This contract finished this year and we mainly work on the translator of Scicos diagrams to the latest Gene-Auto intermediate language and a lot of test on the complete code generation tool chain. The full Gene-Auto tool chain including the Scicos interface has been released under the GPL licence.

The objective is to develop Modelica libraries to make the Modelica language a standard powerful modeling environment. Metalau participates in this project to help shape the hybrid formalism in Modelica and develop associated library components, which can then be used in the Implicit Scicos environment.

The objective is to develop a simulation tool for new generations of communication and radar systems. Metalau participates in this project to improve the efficiency of the Scicos Code Generator notally by providing all the Scicos formalism available in the generated code. We also work around the portability of the generated code to embed a standalone Scicos simulator in software applications.

Altair Engineering Inc. has purchased a non-exclusive worldwide operating license of the software Scicos developed in Metalau.

R. Nikoukhah. Member of the International Program Committee of the Mediterranean Control and Automation Conference.

R. Nikoukhah. Member of IFAC Technical Committee on Fault Detection, Supervision and Safety in Technical Processes (SAFEPROCESS TC).

R. Nikoukhah. Member of International Program Committee for SAFEPROCESS.

R. Nikoukhah. Senior Member of IEEE.

E. Rofman. Nomination as ”Ad-Honorem“ adviser for Productive Science, Technology and Innovation by the Government of the Province of Santa Fe in Argentina.

S. Steer. Member of the Numerical Mathematics Consortium.

S. Steer. Member of the International Workshop on Open-source Software for Scientific Computation program committee.

North Carolina State University (USA): on failure detection and numerical solution of hybrid DAEs under the coordination of R. Nikoukhah.

OCSID (Optimisation et Contrôle des Systèmes Dynamiques) - Argentinian institute of Mathematics IAM-CONICET under the coordination of E. Rofman

Maurice Goursat, Serge Steer. This workshop on numerical simulation organized by the Tizi-Ouzou university (Algeria) gathered 40 teachers and researchers from Algeria, Tunisia and Morocco. This workshop included a Scilab/Scicos session. This workshop falls under a step of diffusion of the numerical computation culture through the Maghreb mathematical universities.

Serge Steer. Scilab, un logiciel libre pour le calcul scientifique, courses organized by the “Ecole Polytechnique”.

J.P. Quadrat

1rst Montreal Workshop on Idempotent and Tropical Mathematics, July 2009.

S. Steer

International Workshop on Open-source Software for Scientific Computation, Guyang, China, Sep 2009.

F. Delebecque

- DEA MMMEF, University of Paris 1. Systems Theory course.

S. Steer

- Polytechnique, chaire Thales: “master Conception et Management des Systèmes Informatiques Complexes (COMASIC)”, 2nd year.

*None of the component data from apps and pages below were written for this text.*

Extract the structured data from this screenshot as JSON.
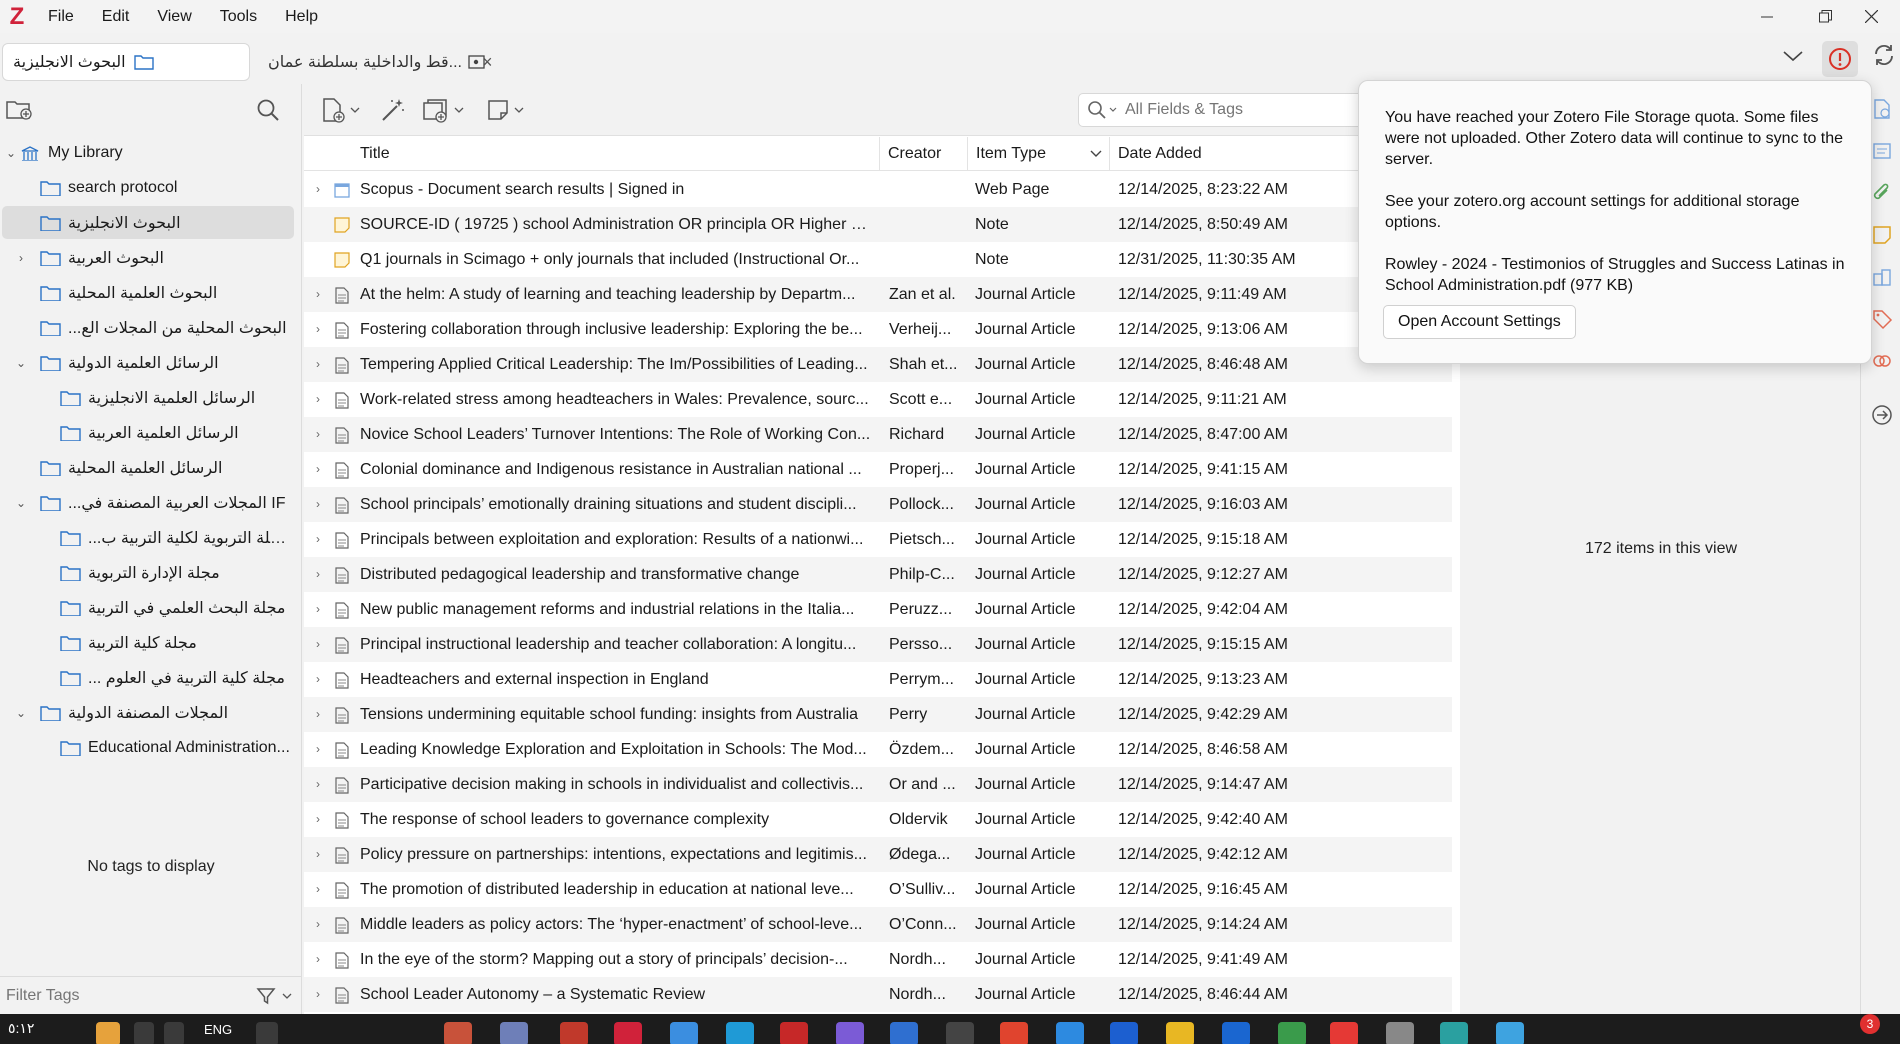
{
  "menu": {
    "app_logo": "Z",
    "items": [
      "File",
      "Edit",
      "View",
      "Tools",
      "Help"
    ]
  },
  "tabs": {
    "library_tab": "البحوث الانجليزية",
    "pdf_tab": "...قط والداخلية بسلطنة عمان",
    "close_glyph": "×"
  },
  "collections": [
    {
      "label": "My Library",
      "level": 0,
      "twisty": "open",
      "icon": "library-icon"
    },
    {
      "label": "search protocol",
      "level": 1,
      "twisty": "none",
      "icon": "folder-icon"
    },
    {
      "label": "البحوث الانجليزية",
      "level": 1,
      "twisty": "none",
      "icon": "folder-icon",
      "selected": true
    },
    {
      "label": "البحوث العربية",
      "level": 1,
      "twisty": "closed",
      "icon": "folder-icon"
    },
    {
      "label": "البحوث العلمية المحلية",
      "level": 1,
      "twisty": "none",
      "icon": "folder-icon"
    },
    {
      "label": "...البحوث المحلية من المجلات الع",
      "level": 1,
      "twisty": "none",
      "icon": "folder-icon"
    },
    {
      "label": "الرسائل العلمية الدولية",
      "level": 1,
      "twisty": "open",
      "icon": "folder-icon"
    },
    {
      "label": "الرسائل العلمية الانجليزية",
      "level": 2,
      "twisty": "none",
      "icon": "folder-icon"
    },
    {
      "label": "الرسائل العلمية العربية",
      "level": 2,
      "twisty": "none",
      "icon": "folder-icon"
    },
    {
      "label": "الرسائل العلمية المحلية",
      "level": 1,
      "twisty": "none",
      "icon": "folder-icon"
    },
    {
      "label": "...المجلات العربية المصنفة في IF",
      "level": 1,
      "twisty": "open",
      "icon": "folder-icon"
    },
    {
      "label": "...المجلة التربوية لكلية التربية ب",
      "level": 2,
      "twisty": "none",
      "icon": "folder-icon"
    },
    {
      "label": "مجلة الإدارة التربوية",
      "level": 2,
      "twisty": "none",
      "icon": "folder-icon"
    },
    {
      "label": "مجلة البحث العلمي في التربية",
      "level": 2,
      "twisty": "none",
      "icon": "folder-icon"
    },
    {
      "label": "مجلة كلية التربية",
      "level": 2,
      "twisty": "none",
      "icon": "folder-icon"
    },
    {
      "label": "... مجلة كلية التربية في العلوم",
      "level": 2,
      "twisty": "none",
      "icon": "folder-icon"
    },
    {
      "label": "المجلات المصنفة الدولية",
      "level": 1,
      "twisty": "open",
      "icon": "folder-icon"
    },
    {
      "label": "Educational Administration...",
      "level": 2,
      "twisty": "none",
      "icon": "folder-icon"
    }
  ],
  "tags": {
    "empty_text": "No tags to display",
    "filter_placeholder": "Filter Tags"
  },
  "search": {
    "placeholder": "All Fields & Tags"
  },
  "columns": {
    "title": "Title",
    "creator": "Creator",
    "item_type": "Item Type",
    "date_added": "Date Added"
  },
  "items": [
    {
      "title": "Scopus - Document search results | Signed in",
      "creator": "",
      "type": "Web Page",
      "date": "12/14/2025, 8:23:22 AM",
      "icon": "webpage-icon",
      "twisty": true
    },
    {
      "title": "SOURCE-ID ( 19725 ) school Administration OR principla OR Higher E...",
      "creator": "",
      "type": "Note",
      "date": "12/14/2025, 8:50:49 AM",
      "icon": "note-icon",
      "twisty": false
    },
    {
      "title": "Q1 journals in Scimago + only journals that included (Instructional Or...",
      "creator": "",
      "type": "Note",
      "date": "12/31/2025, 11:30:35 AM",
      "icon": "note-icon",
      "twisty": false
    },
    {
      "title": "At the helm: A study of learning and teaching leadership by Departm...",
      "creator": "Zan et al.",
      "type": "Journal Article",
      "date": "12/14/2025, 9:11:49 AM",
      "icon": "article-icon",
      "twisty": true
    },
    {
      "title": "Fostering collaboration through inclusive leadership: Exploring the be...",
      "creator": "Verheij...",
      "type": "Journal Article",
      "date": "12/14/2025, 9:13:06 AM",
      "icon": "article-icon",
      "twisty": true
    },
    {
      "title": "Tempering Applied Critical Leadership: The Im/Possibilities of Leading...",
      "creator": "Shah et...",
      "type": "Journal Article",
      "date": "12/14/2025, 8:46:48 AM",
      "icon": "article-icon",
      "twisty": true
    },
    {
      "title": "Work-related stress among headteachers in Wales: Prevalence, sourc...",
      "creator": "Scott e...",
      "type": "Journal Article",
      "date": "12/14/2025, 9:11:21 AM",
      "icon": "article-icon",
      "twisty": true
    },
    {
      "title": "Novice School Leaders’ Turnover Intentions: The Role of Working Con...",
      "creator": "Richard",
      "type": "Journal Article",
      "date": "12/14/2025, 8:47:00 AM",
      "icon": "article-icon",
      "twisty": true
    },
    {
      "title": "Colonial dominance and Indigenous resistance in Australian national ...",
      "creator": "Properj...",
      "type": "Journal Article",
      "date": "12/14/2025, 9:41:15 AM",
      "icon": "article-icon",
      "twisty": true
    },
    {
      "title": "School principals’ emotionally draining situations and student discipli...",
      "creator": "Pollock...",
      "type": "Journal Article",
      "date": "12/14/2025, 9:16:03 AM",
      "icon": "article-icon",
      "twisty": true
    },
    {
      "title": "Principals between exploitation and exploration: Results of a nationwi...",
      "creator": "Pietsch...",
      "type": "Journal Article",
      "date": "12/14/2025, 9:15:18 AM",
      "icon": "article-icon",
      "twisty": true
    },
    {
      "title": "Distributed pedagogical leadership and transformative change",
      "creator": "Philp-C...",
      "type": "Journal Article",
      "date": "12/14/2025, 9:12:27 AM",
      "icon": "article-icon",
      "twisty": true
    },
    {
      "title": "New public management reforms and industrial relations in the Italia...",
      "creator": "Peruzz...",
      "type": "Journal Article",
      "date": "12/14/2025, 9:42:04 AM",
      "icon": "article-icon",
      "twisty": true
    },
    {
      "title": "Principal instructional leadership and teacher collaboration: A longitu...",
      "creator": "Persso...",
      "type": "Journal Article",
      "date": "12/14/2025, 9:15:15 AM",
      "icon": "article-icon",
      "twisty": true
    },
    {
      "title": "Headteachers and external inspection in England",
      "creator": "Perrym...",
      "type": "Journal Article",
      "date": "12/14/2025, 9:13:23 AM",
      "icon": "article-icon",
      "twisty": true
    },
    {
      "title": "Tensions undermining equitable school funding: insights from Australia",
      "creator": "Perry",
      "type": "Journal Article",
      "date": "12/14/2025, 9:42:29 AM",
      "icon": "article-icon",
      "twisty": true
    },
    {
      "title": "Leading Knowledge Exploration and Exploitation in Schools: The Mod...",
      "creator": "Özdem...",
      "type": "Journal Article",
      "date": "12/14/2025, 8:46:58 AM",
      "icon": "article-icon",
      "twisty": true
    },
    {
      "title": "Participative decision making in schools in individualist and collectivis...",
      "creator": "Or and ...",
      "type": "Journal Article",
      "date": "12/14/2025, 9:14:47 AM",
      "icon": "article-icon",
      "twisty": true
    },
    {
      "title": "The response of school leaders to governance complexity",
      "creator": "Oldervik",
      "type": "Journal Article",
      "date": "12/14/2025, 9:42:40 AM",
      "icon": "article-icon",
      "twisty": true
    },
    {
      "title": "Policy pressure on partnerships: intentions, expectations and legitimis...",
      "creator": "Ødega...",
      "type": "Journal Article",
      "date": "12/14/2025, 9:42:12 AM",
      "icon": "article-icon",
      "twisty": true
    },
    {
      "title": "The promotion of distributed leadership in education at national leve...",
      "creator": "O’Sulliv...",
      "type": "Journal Article",
      "date": "12/14/2025, 9:16:45 AM",
      "icon": "article-icon",
      "twisty": true
    },
    {
      "title": "Middle leaders as policy actors: The ‘hyper-enactment’ of school-leve...",
      "creator": "O’Conn...",
      "type": "Journal Article",
      "date": "12/14/2025, 9:14:24 AM",
      "icon": "article-icon",
      "twisty": true
    },
    {
      "title": "In the eye of the storm? Mapping out a story of principals’ decision-...",
      "creator": "Nordh...",
      "type": "Journal Article",
      "date": "12/14/2025, 9:41:49 AM",
      "icon": "article-icon",
      "twisty": true
    },
    {
      "title": "School Leader Autonomy – a Systematic Review",
      "creator": "Nordh...",
      "type": "Journal Article",
      "date": "12/14/2025, 8:46:44 AM",
      "icon": "article-icon",
      "twisty": true
    }
  ],
  "right_pane": {
    "items_count": "172 items in this view"
  },
  "popup": {
    "message1": "You have reached your Zotero File Storage quota. Some files were not uploaded. Other Zotero data will continue to sync to the server.",
    "message2": "See your zotero.org account settings for additional storage options.",
    "file_info": "Rowley - 2024 - Testimonios of Struggles and Success Latinas in School Administration.pdf (977 KB)",
    "button_label": "Open Account Settings"
  },
  "taskbar": {
    "time": "٥:١٢",
    "lang": "ENG",
    "badge": "3"
  },
  "colors": {
    "accent": "#2b73c6",
    "brand": "#d0223a",
    "alert": "#d93025",
    "taskbar": "#1c1c1c"
  }
}
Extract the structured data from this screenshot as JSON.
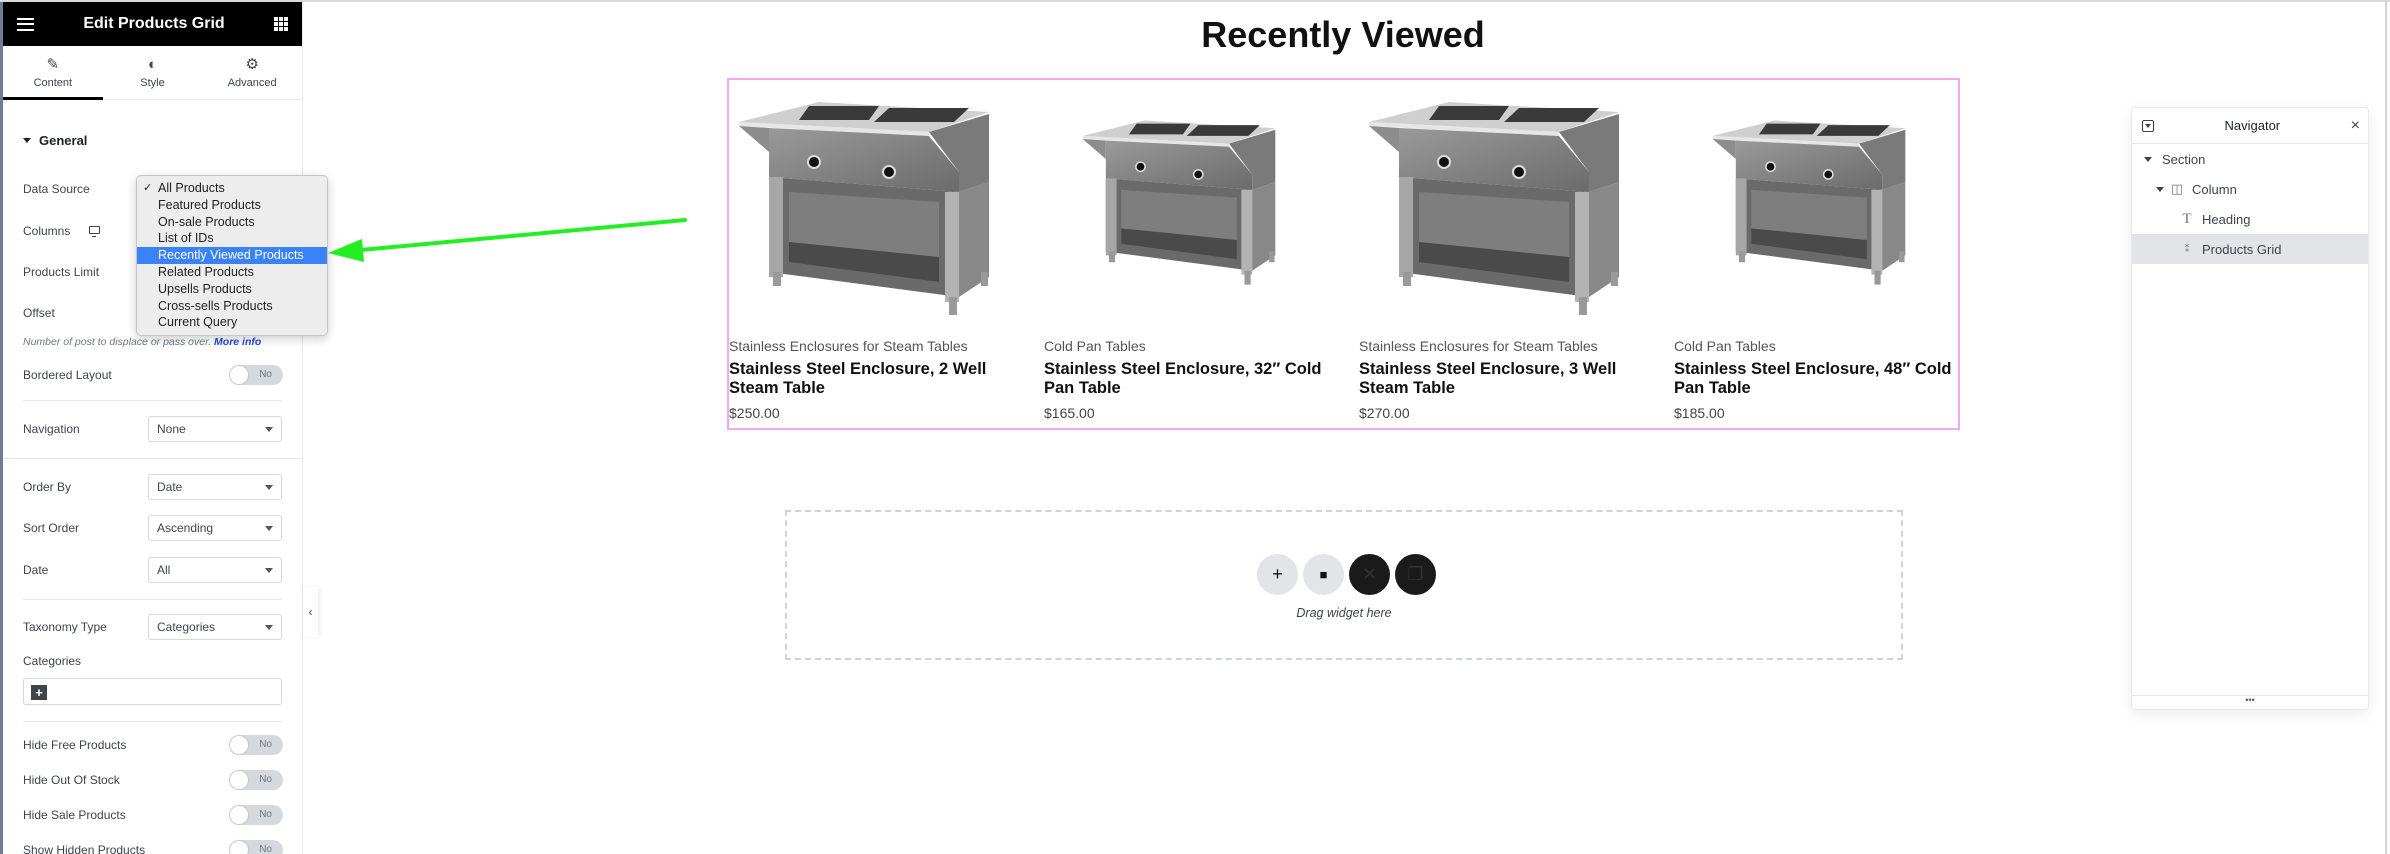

Alireza Esna Ashari, supervised by Ramine Nikoukhah.

Damien Chapon, supervised by Ramine Nikoukhah.

Mohamad Koubar, supervised by Alan Layec.

Thu-Hien Nguyen Thi, supervised by François Delebecque.